For many families, where you attend college is a source of pride. Many people attend schools their parents and grandparents attended, and they hope to send their own children to that same campus. And for many people of faith, it’s important to attend a religious school.
But a lawsuit brought by an activist group threatened religious colleges and universities, seeking to strip financial aid from students who attend such schools.
In 2021, the Religious Exemption Accountability Project (known as “REAP”) filed a lawsuit against the U.S. Department of Education. REAP’s lawsuit demanded that the government block students from using federal funds at religious colleges and universities that believe marriage is the union between one man and one woman, that sex is reserved for that union, and that there are meaningful and enduring differences between the sexes.
With the help of Alliance Defending Freedom, three religious institutions took a stand against this threat.
Who are Phoenix Seminary, Corban University, and William Jessup University?

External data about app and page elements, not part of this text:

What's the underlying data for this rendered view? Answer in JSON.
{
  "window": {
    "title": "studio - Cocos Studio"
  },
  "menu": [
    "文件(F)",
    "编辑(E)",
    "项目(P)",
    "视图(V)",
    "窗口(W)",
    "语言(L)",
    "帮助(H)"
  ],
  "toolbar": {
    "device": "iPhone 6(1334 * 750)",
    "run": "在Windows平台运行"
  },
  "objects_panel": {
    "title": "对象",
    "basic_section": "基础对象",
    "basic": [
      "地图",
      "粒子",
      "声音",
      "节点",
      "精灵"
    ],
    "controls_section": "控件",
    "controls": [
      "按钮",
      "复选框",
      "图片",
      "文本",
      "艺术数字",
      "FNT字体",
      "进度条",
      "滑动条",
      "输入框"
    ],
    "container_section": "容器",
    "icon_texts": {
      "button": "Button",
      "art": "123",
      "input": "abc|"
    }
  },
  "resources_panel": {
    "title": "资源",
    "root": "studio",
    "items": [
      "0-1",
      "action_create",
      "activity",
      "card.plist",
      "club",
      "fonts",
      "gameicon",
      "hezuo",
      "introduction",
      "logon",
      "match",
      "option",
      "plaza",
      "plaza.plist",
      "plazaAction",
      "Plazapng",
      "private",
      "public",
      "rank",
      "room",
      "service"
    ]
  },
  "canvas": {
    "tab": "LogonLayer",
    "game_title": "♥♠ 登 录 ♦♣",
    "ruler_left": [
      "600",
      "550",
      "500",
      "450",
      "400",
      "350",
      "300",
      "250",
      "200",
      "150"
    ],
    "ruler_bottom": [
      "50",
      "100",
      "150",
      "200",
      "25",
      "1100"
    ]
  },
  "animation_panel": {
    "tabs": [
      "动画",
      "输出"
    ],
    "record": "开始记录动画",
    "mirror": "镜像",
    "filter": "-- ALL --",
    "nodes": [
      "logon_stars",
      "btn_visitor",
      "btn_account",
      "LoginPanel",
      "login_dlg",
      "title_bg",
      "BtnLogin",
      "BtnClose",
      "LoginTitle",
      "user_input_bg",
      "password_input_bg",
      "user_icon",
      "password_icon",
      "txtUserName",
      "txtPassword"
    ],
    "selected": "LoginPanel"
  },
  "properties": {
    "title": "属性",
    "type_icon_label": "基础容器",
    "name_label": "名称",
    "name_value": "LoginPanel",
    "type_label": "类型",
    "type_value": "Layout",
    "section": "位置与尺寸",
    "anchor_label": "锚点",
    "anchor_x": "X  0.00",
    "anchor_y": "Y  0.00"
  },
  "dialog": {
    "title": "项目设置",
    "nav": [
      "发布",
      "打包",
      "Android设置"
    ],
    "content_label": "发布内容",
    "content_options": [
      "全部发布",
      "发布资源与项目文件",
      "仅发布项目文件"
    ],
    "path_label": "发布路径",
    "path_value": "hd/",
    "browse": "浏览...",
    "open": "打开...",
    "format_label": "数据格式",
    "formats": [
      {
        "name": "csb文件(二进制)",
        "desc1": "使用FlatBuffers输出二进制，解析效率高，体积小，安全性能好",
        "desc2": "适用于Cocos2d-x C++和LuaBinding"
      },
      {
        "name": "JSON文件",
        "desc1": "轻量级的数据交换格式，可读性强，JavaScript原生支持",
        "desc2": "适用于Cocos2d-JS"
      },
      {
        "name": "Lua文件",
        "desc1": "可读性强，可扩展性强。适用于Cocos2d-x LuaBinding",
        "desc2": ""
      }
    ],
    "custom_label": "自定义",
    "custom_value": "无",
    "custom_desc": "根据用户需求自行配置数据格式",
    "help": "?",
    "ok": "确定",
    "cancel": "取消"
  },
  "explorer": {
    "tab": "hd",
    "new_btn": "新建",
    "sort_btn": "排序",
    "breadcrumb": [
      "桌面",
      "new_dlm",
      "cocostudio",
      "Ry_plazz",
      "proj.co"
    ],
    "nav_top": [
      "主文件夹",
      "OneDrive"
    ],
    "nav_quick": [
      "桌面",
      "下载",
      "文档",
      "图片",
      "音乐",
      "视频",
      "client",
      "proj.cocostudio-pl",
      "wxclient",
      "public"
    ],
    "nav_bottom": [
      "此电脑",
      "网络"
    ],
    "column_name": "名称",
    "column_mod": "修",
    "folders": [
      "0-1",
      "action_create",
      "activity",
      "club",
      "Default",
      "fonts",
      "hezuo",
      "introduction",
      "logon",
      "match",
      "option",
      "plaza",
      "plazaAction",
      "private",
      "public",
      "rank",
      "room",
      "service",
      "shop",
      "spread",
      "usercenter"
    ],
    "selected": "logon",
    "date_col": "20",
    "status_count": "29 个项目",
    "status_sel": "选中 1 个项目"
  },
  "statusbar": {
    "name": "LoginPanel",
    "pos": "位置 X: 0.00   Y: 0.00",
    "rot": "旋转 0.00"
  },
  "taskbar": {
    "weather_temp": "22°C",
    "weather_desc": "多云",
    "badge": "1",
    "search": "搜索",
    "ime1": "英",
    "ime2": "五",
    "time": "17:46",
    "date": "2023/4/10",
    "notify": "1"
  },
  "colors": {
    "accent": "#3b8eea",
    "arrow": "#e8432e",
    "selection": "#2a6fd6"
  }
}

Phoenix Seminary is a theological seminary that prepares and trains young men and women for Christ-centered ministry. Corban University is a private Christian college that seeks “to educate Christians who will make a difference in the world for Jesus Christ.” William Jessup University, another private Christian college, aims “to educate transformational leaders for the glory of God.”
These three schools—along with hundreds of religious colleges and universities nationwide—would have been affected by REAP’s lawsuit, as would the students who attend them. Thankfully, Phoenix Seminary, Corban University, and William Jessup University were not content to sit by and let that happen.
REAP, an LGBT activist group, wanted to prevent students from receiving access to tuition grants, scholarships, and federal financial assistance if they attend schools with long-held beliefs about marriage and human sexuality.
REAP’s lawsuit would have forced religious schools to either abandon their beliefs or lose the many students who rely on federal financial assistance—an impossible choice. And students would have been barred from pursuing a higher education at colleges and universities that share their faith.
But this lawsuit was about more than that.
Ultimately, REAP was claiming that legal protections for religion are unconstitutional in general. In fact, the stated purpose of REAP’s parent organization, SoulForce, is to “Sabotage Christian Supremacy.”
ADF intervened in this lawsuit on behalf of Phoenix Seminary, Corban University, and William Jessup University to defend their constitutional rights, and thankfully, a federal court eventually dismissed REAP’s lawsuit.
In January 2023, a federal district court dismissed the lawsuit, rejecting REAP’s assault on the religious freedom of faith-based educational institutions and their students.
“The court correctly concluded that Title IX’s religious liberty exemption doesn’t violate any of the plaintiffs’ claimed rights,” said ADF Senior Counsel and Vice President of U.S. Litigation David Cortman in response to the news.
Our Constitution and multiple federal statutory provisions protect the right of religious people and organizations to exercise their religious beliefs freely. If religious schools don’t have the freedom to operate according to their beliefs and religious students don’t have the freedom to attend a school that shares their beliefs, then that threatens freedom for us all.
- March 2021: REAP filed its lawsuit against the Department of Education.
- April 2021: ADF attorneys filed a motion to intervene in the lawsuit on behalf of Phoenix Seminary, Corban University, and William Jessup University.
- October 2021: A federal district court issued an order allowing the three religious schools to intervene in the lawsuit.
- January 2023: The district court dismissed REAP’s lawsuit, rejecting the activist group’s assault on the rights of faith-based educational institutions.
The bottom line
The government shouldn’t strip students of their financial aid just because they attend a school with widely held religious beliefs.